It’s a point of pride at today’s L. & J.G. Stickley that we’ve never abandoned the time-honored techniques that worked so well for Gus and Leopold. And those techniques are not confined to Mission styles! On a visit to our Manlius, New York, factory in 2021, you’ll see craftsmen and craftswomen building furniture with pinned or keyed mortise-and-tenon joinery, through-tenons, and other exposed and non-exposed forms (even when the joinery is invisible, you enjoy its benefits).
Drawers are still assembled with precise dovetailing, and they’re hand-fitted, side-hung, and center-guided in true Leopold fashion. Quadralinear posts remain an iconic feature of classic Stickley designs.
We also take the time and effort to create book-matched panels: splitting boards into thinner pieces in order to replicate and align the grain to a beautiful effect.
All-wood version of Harvey Ellis inlay
In a case of honoring the original while reimagining it, we’ve developed new techniques for recreating Harvey Ellis inlay designs that draw on our expertise with wood, using a palette of raw and dyed woods in place of metals. And talented artisans still spend painstaking hours hand-carving the exquisite details found on many pieces. Perhaps no piece in our history shows off Stickley’s range of skills better than the Bombé Chest-on-Chest from our former Stickley Williamsburg Reserve Collection. From its meticulously shaped and hand-fitted drawers to its many detailed carvings, it is a masterpiece of craftsmanship.

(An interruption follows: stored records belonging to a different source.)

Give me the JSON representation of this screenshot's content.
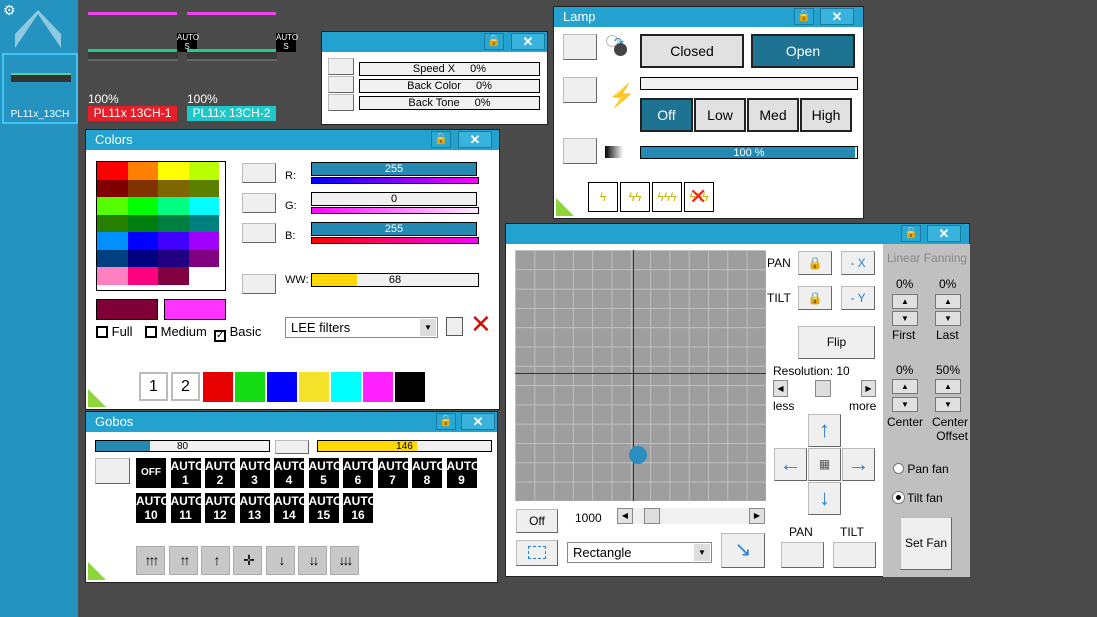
{
  "sidebar": {
    "fixture_label": "PL11x_13CH",
    "icons": [
      "gear-icon",
      "chevron-up-icon"
    ]
  },
  "fixtures": [
    {
      "name": "PL11x 13CH-1",
      "dimmer": "100%",
      "badge_top": "AUTO",
      "badge_bottom": "S",
      "label_color": "#e5202a"
    },
    {
      "name": "PL11x 13CH-2",
      "dimmer": "100%",
      "badge_top": "AUTO",
      "badge_bottom": "S",
      "label_color": "#1ec8c8"
    }
  ],
  "speed_window": {
    "rows": [
      {
        "label": "Speed X",
        "value": "0%"
      },
      {
        "label": "Back Color",
        "value": "0%"
      },
      {
        "label": "Back Tone",
        "value": "0%"
      }
    ]
  },
  "lamp": {
    "title": "Lamp",
    "closed": "Closed",
    "open": "Open",
    "levels": [
      "Off",
      "Low",
      "Med",
      "High"
    ],
    "selected_level": "Off",
    "intensity": "100 %",
    "intensity_value": 100
  },
  "colors": {
    "title": "Colors",
    "grid": [
      [
        "#ff0000",
        "#ff8000",
        "#ffff00",
        "#b9ff00"
      ],
      [
        "#800000",
        "#803300",
        "#806600",
        "#5c7f00"
      ],
      [
        "#55ff00",
        "#00ff00",
        "#00ff80",
        "#00ffff"
      ],
      [
        "#267f00",
        "#007f0e",
        "#007f40",
        "#007f7f"
      ],
      [
        "#0090ff",
        "#0000ff",
        "#4000ff",
        "#a000ff"
      ],
      [
        "#004080",
        "#000080",
        "#200080",
        "#800080"
      ],
      [
        "#ff80c0",
        "#ff0080",
        "#800040",
        "#ffffff"
      ]
    ],
    "current_colors": [
      "#7f0037",
      "#ff33ff"
    ],
    "r_label": "R:",
    "r_value": "255",
    "g_label": "G:",
    "g_value": "0",
    "b_label": "B:",
    "b_value": "255",
    "ww_label": "WW:",
    "ww_value": "68",
    "checkboxes": [
      {
        "label": "Full",
        "checked": false
      },
      {
        "label": "Medium",
        "checked": false
      },
      {
        "label": "Basic",
        "checked": true
      }
    ],
    "filter_select": "LEE filters",
    "presets": [
      "1",
      "2"
    ],
    "swatches": [
      "#e60000",
      "#14dc14",
      "#0000ff",
      "#f5e22a",
      "#00ffff",
      "#ff22ff",
      "#000000"
    ]
  },
  "gobos": {
    "title": "Gobos",
    "bar1_value": "80",
    "bar2_value": "146",
    "off_label": "OFF",
    "auto_label": "AUTO",
    "numbers": [
      "1",
      "2",
      "3",
      "4",
      "5",
      "6",
      "7",
      "8",
      "9",
      "10",
      "11",
      "12",
      "13",
      "14",
      "15",
      "16"
    ]
  },
  "xy": {
    "pan_label": "PAN",
    "tilt_label": "TILT",
    "invert_x": "- X",
    "invert_y": "- Y",
    "flip": "Flip",
    "resolution": "Resolution: 10",
    "less": "less",
    "more": "more",
    "off": "Off",
    "speed_value": "1000",
    "shape": "Rectangle",
    "pan_bottom": "PAN",
    "tilt_bottom": "TILT",
    "fanning": {
      "title": "Linear Fanning",
      "first_value": "0%",
      "last_value": "0%",
      "first": "First",
      "last": "Last",
      "center_value": "0%",
      "offset_value": "50%",
      "center": "Center",
      "center_offset": "Center Offset",
      "pan_fan": "Pan fan",
      "tilt_fan": "Tilt fan",
      "set_fan": "Set Fan"
    }
  }
}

As Gustav Stickley reminded us in The Craftsman, the demands of production often require the aid of machinery, and we take full advantage of both vintage and modern tools and technology. At the point where raw lumber enters the factory, a Rip First machine uses x-rays and optical scans to detect internal and external defects and trim them away. The flawed scraps are then fed to our boiler to heat the facility, and the best-quality wood moves on. (While in Gus’s day wood waste was as much as 50%, we’re proud to say that nearly 100% of the wood we receive is used in furniture or some other capacity.) Elsewhere in the plant, a planer from the 1950s and two other machines with a combined 60 years of service work alongside a variety of state-of-the-art devices. A double-end tenoner uses lasers to measure and place precise cuts for tenons, so crucial to our joinery. And two types of CNC (“computer numerical control”) routers use a combination of human operators and computer technology to cut notches, drill holes, cut tenons, and more; these remarkable machines can even swap out their own tool bits automatically to complete a series of programmed tasks.
There are many more steps en route to a completed piece of Stickley furniture, including machine- and hand-sanding, assembly, finishing, and trim. Along the way, each piece is touched by the hands of many artisans, from master craftsmen in their seventies to young people honing their skills. A key moment in the process is when Fit Operators complete a cabinet or table and permanently stamp their initials on it, certifying that the work meets his or her standard of excellence. While machines are used as “a tool in the hand of a skilled worker”, Stickley craftsmanship is still very much a meaningful human accomplishment.
Stickley, Gustav. “The Use and Abuse of Machinery, and its Relation to the Arts and Crafts.” The Craftsman 11, No 2, November 1906, pages 202-07.
Edward Audi, President
Amanda Clifford, Director, The Stickley Museum
Thomas Q. Graham, Quality Manager